A tentative list of repairs has been written. Here’s a look at the estimated cost of repairs for each building:
•Hancock County Jail: $1,480,000
•Hancock County Courthouse: $88,000
•Hancock County Courthouse Annex: $82,000
•Hancock County Prosecutor’s Office: $115,000
•Memorial Building: $150,000
•Hancock County Community Corrections: $21,000
•Hancock County Emergency Operations Center: $3,000
•Hancock County Highway Department: $40,000
•Hancock County Purdue Extension: $20,000
The bond already has been met with some resistance by residents who believe officials should use their reserve funds before pursuing a loan.
“I think you can do what you’re trying to do without a bond issue,” Greenfield resident George Langston said. “Bonding should be set aside for high-dollar items or if some disaster happens. But when we just willy-nilly have a bond for the sake of having a bond, it doesn’t make sense.”
But officials said they believe a loan is the best way to pay for specific needs with minimal impact to residents and county savings, Armstrong said.
County Auditor Robin Lowder said public officials have worked hard to build up the county’s savings accounts to a safe operating level and most county leaders aren’t ready to see those funds depleted. She explained at Tuesday’s meeting that the county starts each year with a $36 million budget and ends each year with about $14 million.
“That really is not that much money, and we’ve worked hard to get to this cash balance,” Lowder said. “As an individual, would you spend yourself down to almost nothing? We have to protect this county.”
Armstrong also said the county should protect its cash reserves.

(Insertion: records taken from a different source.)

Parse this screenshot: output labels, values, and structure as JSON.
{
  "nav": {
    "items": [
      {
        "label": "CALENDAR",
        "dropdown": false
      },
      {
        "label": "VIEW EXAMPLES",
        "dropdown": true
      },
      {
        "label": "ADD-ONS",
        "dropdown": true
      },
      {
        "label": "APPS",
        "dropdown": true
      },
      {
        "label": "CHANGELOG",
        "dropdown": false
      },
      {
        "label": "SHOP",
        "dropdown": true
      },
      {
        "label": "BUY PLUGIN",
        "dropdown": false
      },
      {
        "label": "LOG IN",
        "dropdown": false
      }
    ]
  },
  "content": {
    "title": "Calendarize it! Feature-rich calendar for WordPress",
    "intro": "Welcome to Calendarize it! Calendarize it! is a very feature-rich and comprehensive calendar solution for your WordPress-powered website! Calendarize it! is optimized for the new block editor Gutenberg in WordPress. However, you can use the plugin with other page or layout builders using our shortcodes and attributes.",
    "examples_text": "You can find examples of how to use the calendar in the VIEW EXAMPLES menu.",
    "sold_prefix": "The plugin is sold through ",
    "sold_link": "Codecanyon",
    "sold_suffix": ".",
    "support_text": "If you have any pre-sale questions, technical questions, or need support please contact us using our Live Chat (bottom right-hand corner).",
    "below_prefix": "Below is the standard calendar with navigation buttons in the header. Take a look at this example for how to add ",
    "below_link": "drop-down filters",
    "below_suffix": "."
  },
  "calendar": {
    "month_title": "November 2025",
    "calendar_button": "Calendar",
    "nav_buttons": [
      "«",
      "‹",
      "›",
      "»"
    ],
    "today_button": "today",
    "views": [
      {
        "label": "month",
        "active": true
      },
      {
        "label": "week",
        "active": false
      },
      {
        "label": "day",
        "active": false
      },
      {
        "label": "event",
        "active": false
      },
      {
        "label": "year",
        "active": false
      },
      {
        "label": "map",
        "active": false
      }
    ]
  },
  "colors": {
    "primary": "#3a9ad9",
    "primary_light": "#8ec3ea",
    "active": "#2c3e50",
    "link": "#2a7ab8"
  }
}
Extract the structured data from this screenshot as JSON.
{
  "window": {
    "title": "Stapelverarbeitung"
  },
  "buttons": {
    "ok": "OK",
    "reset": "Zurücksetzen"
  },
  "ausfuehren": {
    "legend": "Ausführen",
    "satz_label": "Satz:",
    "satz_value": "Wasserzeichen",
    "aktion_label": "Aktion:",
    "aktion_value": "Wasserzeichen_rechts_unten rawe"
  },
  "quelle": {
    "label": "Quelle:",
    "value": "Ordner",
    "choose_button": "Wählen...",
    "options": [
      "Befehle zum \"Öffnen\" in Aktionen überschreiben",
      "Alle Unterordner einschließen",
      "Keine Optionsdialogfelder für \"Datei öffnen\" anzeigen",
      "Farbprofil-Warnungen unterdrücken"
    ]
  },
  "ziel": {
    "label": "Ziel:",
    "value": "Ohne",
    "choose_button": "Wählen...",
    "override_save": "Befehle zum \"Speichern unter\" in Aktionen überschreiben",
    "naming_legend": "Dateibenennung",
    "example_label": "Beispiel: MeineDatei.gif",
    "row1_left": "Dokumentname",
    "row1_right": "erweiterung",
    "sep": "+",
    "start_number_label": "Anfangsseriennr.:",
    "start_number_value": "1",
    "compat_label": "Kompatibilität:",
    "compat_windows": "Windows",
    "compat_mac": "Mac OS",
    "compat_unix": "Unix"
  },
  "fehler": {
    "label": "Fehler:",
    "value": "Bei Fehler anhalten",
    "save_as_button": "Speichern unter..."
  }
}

“There is money in the bank, (but) I look at rainy-day money as being for emergency expenses not as a cash balance,” Armstrong added. “I guess, technically, a county could go bankrupt, but that’s not something I’m interested in doing. I’m interested in managing this county so that we will never be in that position.”